#### Data to process

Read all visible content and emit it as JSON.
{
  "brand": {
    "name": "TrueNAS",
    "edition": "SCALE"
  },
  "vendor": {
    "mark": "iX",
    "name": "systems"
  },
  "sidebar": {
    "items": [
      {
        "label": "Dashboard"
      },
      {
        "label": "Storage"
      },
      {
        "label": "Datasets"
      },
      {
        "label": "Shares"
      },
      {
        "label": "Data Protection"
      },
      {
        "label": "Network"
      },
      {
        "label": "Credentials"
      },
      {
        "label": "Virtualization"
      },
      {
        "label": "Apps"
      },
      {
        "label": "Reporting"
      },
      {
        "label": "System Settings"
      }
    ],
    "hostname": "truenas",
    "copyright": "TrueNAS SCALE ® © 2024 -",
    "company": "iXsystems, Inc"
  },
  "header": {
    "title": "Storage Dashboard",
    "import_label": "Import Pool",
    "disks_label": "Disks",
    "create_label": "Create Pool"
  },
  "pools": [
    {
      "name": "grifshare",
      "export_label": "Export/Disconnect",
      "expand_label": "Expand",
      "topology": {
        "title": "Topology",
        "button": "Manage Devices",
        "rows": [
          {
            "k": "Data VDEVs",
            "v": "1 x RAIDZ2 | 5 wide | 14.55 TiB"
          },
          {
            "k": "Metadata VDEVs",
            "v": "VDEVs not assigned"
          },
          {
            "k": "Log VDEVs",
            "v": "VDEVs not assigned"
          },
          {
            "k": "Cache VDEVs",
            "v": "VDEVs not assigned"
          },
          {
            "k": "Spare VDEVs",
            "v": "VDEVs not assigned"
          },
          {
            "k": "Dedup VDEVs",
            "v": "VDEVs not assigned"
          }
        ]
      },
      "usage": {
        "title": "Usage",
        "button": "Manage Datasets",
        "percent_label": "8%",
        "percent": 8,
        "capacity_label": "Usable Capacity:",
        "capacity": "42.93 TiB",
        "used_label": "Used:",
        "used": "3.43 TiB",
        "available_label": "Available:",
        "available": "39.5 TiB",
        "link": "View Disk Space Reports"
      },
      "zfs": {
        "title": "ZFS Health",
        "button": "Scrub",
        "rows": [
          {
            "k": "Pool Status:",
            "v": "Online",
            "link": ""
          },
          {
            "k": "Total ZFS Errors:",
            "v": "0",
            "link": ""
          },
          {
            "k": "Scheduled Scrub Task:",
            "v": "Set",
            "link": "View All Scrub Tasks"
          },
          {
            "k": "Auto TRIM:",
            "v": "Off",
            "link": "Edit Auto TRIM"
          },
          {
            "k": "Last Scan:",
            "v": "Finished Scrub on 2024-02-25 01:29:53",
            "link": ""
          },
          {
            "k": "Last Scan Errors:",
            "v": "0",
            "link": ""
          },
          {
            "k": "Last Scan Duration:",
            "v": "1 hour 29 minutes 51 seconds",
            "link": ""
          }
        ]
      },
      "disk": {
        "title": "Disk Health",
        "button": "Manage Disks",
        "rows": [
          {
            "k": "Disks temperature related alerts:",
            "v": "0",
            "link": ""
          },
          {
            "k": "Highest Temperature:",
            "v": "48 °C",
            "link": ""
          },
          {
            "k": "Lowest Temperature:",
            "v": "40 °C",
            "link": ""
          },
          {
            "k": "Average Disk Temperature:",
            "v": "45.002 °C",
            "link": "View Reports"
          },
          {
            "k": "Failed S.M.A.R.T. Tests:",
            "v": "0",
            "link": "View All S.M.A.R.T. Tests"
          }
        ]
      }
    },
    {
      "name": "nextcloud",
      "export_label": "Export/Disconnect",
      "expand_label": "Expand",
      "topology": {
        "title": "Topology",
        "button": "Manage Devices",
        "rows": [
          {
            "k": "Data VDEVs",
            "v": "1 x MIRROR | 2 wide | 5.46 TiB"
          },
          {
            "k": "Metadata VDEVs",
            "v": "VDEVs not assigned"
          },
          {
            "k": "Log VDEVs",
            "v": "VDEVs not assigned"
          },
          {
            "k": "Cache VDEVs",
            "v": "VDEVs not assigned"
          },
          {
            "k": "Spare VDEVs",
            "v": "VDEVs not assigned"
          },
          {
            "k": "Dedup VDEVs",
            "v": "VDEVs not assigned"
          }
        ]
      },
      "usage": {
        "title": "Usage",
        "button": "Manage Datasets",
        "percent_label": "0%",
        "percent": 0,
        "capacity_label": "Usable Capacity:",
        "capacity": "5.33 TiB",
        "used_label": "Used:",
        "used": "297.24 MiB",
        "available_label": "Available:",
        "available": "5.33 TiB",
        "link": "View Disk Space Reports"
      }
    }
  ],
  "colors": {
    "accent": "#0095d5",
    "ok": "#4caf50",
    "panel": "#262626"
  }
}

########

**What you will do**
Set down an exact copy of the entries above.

**Response to this exercise**
Read all visible content and emit it as JSON.
{
  "brand": {
    "name": "TrueNAS",
    "edition": "SCALE"
  },
  "vendor": {
    "mark": "iX",
    "name": "systems"
  },
  "sidebar": {
    "items": [
      {
        "label": "Dashboard"
      },
      {
        "label": "Storage"
      },
      {
        "label": "Datasets"
      },
      {
        "label": "Shares"
      },
      {
        "label": "Data Protection"
      },
      {
        "label": "Network"
      },
      {
        "label": "Credentials"
      },
      {
        "label": "Virtualization"
      },
      {
        "label": "Apps"
      },
      {
        "label": "Reporting"
      },
      {
        "label": "System Settings"
      }
    ],
    "hostname": "truenas",
    "copyright": "TrueNAS SCALE ® © 2024 -",
    "company": "iXsystems, Inc"
  },
  "header": {
    "title": "Storage Dashboard",
    "import_label": "Import Pool",
    "disks_label": "Disks",
    "create_label": "Create Pool"
  },
  "pools": [
    {
      "name": "grifshare",
      "export_label": "Export/Disconnect",
      "expand_label": "Expand",
      "topology": {
        "title": "Topology",
        "button": "Manage Devices",
        "rows": [
          {
            "k": "Data VDEVs",
            "v": "1 x RAIDZ2 | 5 wide | 14.55 TiB"
          },
          {
            "k": "Metadata VDEVs",
            "v": "VDEVs not assigned"
          },
          {
            "k": "Log VDEVs",
            "v": "VDEVs not assigned"
          },
          {
            "k": "Cache VDEVs",
            "v": "VDEVs not assigned"
          },
          {
            "k": "Spare VDEVs",
            "v": "VDEVs not assigned"
          },
          {
            "k": "Dedup VDEVs",
            "v": "VDEVs not assigned"
          }
        ]
      },
      "usage": {
        "title": "Usage",
        "button": "Manage Datasets",
        "percent_label": "8%",
        "percent": 8,
        "capacity_label": "Usable Capacity:",
        "capacity": "42.93 TiB",
        "used_label": "Used:",
        "used": "3.43 TiB",
        "available_label": "Available:",
        "available": "39.5 TiB",
        "link": "View Disk Space Reports"
      },
      "zfs": {
        "title": "ZFS Health",
        "button": "Scrub",
        "rows": [
          {
            "k": "Pool Status:",
            "v": "Online",
            "link": ""
          },
          {
            "k": "Total ZFS Errors:",
            "v": "0",
            "link": ""
          },
          {
            "k": "Scheduled Scrub Task:",
            "v": "Set",
            "link": "View All Scrub Tasks"
          },
          {
            "k": "Auto TRIM:",
            "v": "Off",
            "link": "Edit Auto TRIM"
          },
          {
            "k": "Last Scan:",
            "v": "Finished Scrub on 2024-02-25 01:29:53",
            "link": ""
          },
          {
            "k": "Last Scan Errors:",
            "v": "0",
            "link": ""
          },
          {
            "k": "Last Scan Duration:",
            "v": "1 hour 29 minutes 51 seconds",
            "link": ""
          }
        ]
      },
      "disk": {
        "title": "Disk Health",
        "button": "Manage Disks",
        "rows": [
          {
            "k": "Disks temperature related alerts:",
            "v": "0",
            "link": ""
          },
          {
            "k": "Highest Temperature:",
            "v": "48 °C",
            "link": ""
          },
          {
            "k": "Lowest Temperature:",
            "v": "40 °C",
            "link": ""
          },
          {
            "k": "Average Disk Temperature:",
            "v": "45.002 °C",
            "link": "View Reports"
          },
          {
            "k": "Failed S.M.A.R.T. Tests:",
            "v": "0",
            "link": "View All S.M.A.R.T. Tests"
          }
        ]
      }
    },
    {
      "name": "nextcloud",
      "export_label": "Export/Disconnect",
      "expand_label": "Expand",
      "topology": {
        "title": "Topology",
        "button": "Manage Devices",
        "rows": [
          {
            "k": "Data VDEVs",
            "v": "1 x MIRROR | 2 wide | 5.46 TiB"
          },
          {
            "k": "Metadata VDEVs",
            "v": "VDEVs not assigned"
          },
          {
            "k": "Log VDEVs",
            "v": "VDEVs not assigned"
          },
          {
            "k": "Cache VDEVs",
            "v": "VDEVs not assigned"
          },
          {
            "k": "Spare VDEVs",
            "v": "VDEVs not assigned"
          },
          {
            "k": "Dedup VDEVs",
            "v": "VDEVs not assigned"
          }
        ]
      },
      "usage": {
        "title": "Usage",
        "button": "Manage Datasets",
        "percent_label": "0%",
        "percent": 0,
        "capacity_label": "Usable Capacity:",
        "capacity": "5.33 TiB",
        "used_label": "Used:",
        "used": "297.24 MiB",
        "available_label": "Available:",
        "available": "5.33 TiB",
        "link": "View Disk Space Reports"
      }
    }
  ],
  "colors": {
    "accent": "#0095d5",
    "ok": "#4caf50",
    "panel": "#262626"
  }
}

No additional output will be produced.